◆ TASK GOAL:
In the data below, find every line with the word "screenshot" and copy it.

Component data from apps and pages
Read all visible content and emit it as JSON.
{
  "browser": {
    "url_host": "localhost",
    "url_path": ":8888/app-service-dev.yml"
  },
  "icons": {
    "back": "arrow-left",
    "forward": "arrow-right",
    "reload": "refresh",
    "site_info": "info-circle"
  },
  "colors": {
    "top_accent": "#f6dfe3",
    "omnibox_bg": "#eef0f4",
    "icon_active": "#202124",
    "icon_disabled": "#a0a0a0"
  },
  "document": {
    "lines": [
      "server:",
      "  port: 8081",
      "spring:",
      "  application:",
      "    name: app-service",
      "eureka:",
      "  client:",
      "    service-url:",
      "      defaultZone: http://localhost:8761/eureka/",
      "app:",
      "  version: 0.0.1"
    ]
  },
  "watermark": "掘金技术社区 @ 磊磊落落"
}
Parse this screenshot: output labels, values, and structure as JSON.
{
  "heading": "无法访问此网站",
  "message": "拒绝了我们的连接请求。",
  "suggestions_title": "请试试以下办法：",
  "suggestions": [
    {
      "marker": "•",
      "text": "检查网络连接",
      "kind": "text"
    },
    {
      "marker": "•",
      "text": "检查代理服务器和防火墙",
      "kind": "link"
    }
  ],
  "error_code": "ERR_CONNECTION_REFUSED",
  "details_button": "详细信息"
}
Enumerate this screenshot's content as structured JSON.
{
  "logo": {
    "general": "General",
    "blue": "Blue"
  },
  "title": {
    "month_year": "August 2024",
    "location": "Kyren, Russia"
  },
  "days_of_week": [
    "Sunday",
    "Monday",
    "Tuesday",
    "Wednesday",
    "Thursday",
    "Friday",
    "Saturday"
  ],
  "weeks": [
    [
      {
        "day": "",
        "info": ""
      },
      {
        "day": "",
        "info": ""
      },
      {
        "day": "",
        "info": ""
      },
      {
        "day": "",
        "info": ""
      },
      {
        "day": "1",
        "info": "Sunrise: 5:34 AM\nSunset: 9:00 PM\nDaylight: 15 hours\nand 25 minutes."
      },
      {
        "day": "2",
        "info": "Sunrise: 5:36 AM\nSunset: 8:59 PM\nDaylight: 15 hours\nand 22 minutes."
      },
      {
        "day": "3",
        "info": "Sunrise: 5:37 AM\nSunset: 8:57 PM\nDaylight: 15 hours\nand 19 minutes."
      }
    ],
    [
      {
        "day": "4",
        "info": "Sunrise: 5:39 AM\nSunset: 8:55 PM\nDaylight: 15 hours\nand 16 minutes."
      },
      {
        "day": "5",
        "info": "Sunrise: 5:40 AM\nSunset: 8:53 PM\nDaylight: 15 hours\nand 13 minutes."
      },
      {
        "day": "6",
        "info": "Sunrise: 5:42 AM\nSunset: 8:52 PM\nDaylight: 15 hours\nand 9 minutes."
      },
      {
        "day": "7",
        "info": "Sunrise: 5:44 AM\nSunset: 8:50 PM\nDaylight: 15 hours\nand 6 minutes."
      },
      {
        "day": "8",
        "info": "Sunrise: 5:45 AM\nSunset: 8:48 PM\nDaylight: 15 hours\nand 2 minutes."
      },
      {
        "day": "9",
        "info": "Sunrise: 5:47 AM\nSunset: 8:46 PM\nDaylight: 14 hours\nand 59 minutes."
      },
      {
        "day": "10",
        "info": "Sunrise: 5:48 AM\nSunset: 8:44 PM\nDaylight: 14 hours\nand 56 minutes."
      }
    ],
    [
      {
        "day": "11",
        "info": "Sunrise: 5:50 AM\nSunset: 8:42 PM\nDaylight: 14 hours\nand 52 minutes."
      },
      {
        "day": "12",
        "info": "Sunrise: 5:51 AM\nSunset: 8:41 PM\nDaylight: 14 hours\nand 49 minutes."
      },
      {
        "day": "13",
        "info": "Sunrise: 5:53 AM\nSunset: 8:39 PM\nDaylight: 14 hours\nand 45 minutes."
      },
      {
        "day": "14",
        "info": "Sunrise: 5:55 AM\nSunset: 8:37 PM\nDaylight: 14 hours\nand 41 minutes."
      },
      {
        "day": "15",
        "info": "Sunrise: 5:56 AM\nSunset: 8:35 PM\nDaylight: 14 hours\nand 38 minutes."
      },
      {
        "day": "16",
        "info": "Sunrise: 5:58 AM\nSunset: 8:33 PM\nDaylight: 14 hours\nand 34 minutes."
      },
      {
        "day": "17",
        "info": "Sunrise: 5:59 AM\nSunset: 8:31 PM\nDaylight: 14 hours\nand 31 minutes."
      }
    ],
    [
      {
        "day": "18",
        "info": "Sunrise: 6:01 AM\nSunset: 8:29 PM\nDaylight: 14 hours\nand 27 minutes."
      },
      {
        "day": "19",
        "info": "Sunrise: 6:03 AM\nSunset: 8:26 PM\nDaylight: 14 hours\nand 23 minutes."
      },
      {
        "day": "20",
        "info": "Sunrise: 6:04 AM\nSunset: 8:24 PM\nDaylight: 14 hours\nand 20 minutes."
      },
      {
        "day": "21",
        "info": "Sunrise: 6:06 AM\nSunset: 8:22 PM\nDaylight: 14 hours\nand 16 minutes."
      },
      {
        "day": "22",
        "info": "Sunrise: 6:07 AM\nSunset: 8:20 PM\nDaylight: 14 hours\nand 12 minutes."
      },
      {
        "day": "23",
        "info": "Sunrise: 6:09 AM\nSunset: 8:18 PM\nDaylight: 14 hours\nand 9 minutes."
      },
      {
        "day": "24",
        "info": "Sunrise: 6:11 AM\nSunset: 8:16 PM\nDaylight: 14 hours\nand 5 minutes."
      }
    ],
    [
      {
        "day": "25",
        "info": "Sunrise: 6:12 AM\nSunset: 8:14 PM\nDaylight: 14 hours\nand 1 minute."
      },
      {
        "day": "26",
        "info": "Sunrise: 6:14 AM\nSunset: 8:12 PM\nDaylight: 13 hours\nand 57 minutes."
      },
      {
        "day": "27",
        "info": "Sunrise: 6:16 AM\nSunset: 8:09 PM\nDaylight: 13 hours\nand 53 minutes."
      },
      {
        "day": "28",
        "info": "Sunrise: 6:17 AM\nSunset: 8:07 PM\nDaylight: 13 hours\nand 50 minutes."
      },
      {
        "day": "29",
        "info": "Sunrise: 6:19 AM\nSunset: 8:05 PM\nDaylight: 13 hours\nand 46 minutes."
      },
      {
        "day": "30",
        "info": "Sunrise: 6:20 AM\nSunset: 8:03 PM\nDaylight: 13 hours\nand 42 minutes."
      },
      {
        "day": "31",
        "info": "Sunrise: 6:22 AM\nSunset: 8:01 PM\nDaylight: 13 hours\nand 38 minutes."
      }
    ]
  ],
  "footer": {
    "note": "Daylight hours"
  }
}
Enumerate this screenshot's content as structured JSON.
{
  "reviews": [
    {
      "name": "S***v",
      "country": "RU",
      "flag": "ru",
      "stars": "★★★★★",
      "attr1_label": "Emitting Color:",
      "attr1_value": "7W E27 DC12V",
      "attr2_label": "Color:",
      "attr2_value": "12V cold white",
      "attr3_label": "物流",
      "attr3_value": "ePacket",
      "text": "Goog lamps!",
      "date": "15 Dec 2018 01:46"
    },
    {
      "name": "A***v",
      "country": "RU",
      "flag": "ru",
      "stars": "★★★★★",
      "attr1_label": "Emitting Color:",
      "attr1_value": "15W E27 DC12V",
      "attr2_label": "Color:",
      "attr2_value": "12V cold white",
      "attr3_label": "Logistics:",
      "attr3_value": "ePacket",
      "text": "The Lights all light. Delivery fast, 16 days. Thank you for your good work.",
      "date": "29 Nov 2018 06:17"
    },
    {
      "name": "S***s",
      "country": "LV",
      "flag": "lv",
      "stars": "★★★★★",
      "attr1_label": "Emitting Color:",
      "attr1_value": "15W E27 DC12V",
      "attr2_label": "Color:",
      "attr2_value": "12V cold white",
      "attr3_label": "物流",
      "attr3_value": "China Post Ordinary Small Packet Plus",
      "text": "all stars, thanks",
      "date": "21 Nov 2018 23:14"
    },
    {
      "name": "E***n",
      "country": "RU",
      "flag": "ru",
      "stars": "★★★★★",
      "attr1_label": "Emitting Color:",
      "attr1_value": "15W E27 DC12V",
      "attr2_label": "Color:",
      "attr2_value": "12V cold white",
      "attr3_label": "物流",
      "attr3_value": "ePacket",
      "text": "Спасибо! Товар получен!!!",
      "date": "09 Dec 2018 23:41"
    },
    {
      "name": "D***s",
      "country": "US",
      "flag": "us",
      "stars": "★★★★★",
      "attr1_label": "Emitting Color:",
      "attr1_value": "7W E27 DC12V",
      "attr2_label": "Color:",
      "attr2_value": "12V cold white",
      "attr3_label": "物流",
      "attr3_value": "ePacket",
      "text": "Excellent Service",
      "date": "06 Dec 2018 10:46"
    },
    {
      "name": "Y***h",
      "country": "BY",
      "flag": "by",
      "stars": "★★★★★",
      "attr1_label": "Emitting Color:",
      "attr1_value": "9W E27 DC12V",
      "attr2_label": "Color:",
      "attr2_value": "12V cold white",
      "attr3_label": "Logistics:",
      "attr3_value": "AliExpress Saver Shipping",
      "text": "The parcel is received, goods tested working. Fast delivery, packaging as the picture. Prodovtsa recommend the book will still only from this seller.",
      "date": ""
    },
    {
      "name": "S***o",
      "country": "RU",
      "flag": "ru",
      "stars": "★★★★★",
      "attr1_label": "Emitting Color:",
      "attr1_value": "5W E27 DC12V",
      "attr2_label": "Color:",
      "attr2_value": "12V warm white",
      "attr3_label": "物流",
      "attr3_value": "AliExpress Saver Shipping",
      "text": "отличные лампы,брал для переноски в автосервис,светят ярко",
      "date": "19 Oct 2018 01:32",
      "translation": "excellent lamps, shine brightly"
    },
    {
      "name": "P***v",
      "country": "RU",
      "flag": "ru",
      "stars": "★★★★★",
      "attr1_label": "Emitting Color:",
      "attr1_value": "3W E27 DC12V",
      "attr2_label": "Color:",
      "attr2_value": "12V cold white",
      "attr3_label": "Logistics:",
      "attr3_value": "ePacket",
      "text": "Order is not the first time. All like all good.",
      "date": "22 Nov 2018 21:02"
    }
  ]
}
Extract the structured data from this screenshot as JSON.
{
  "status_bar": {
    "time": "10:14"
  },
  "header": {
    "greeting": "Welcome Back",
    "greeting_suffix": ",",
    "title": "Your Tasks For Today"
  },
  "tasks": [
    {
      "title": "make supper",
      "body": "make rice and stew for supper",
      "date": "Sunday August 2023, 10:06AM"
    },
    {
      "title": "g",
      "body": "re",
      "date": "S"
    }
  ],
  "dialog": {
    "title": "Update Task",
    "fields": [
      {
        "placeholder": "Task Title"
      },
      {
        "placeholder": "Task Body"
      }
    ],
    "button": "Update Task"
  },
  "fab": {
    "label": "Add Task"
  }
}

◆ ANSWER BOX:
Parse this screenshot: output labels, values, and structure as JSON.
Enumerate this screenshot's content as structured JSON.
Enumerate this screenshot's content as structured JSON.
Extract the structured data from this screenshot as JSON.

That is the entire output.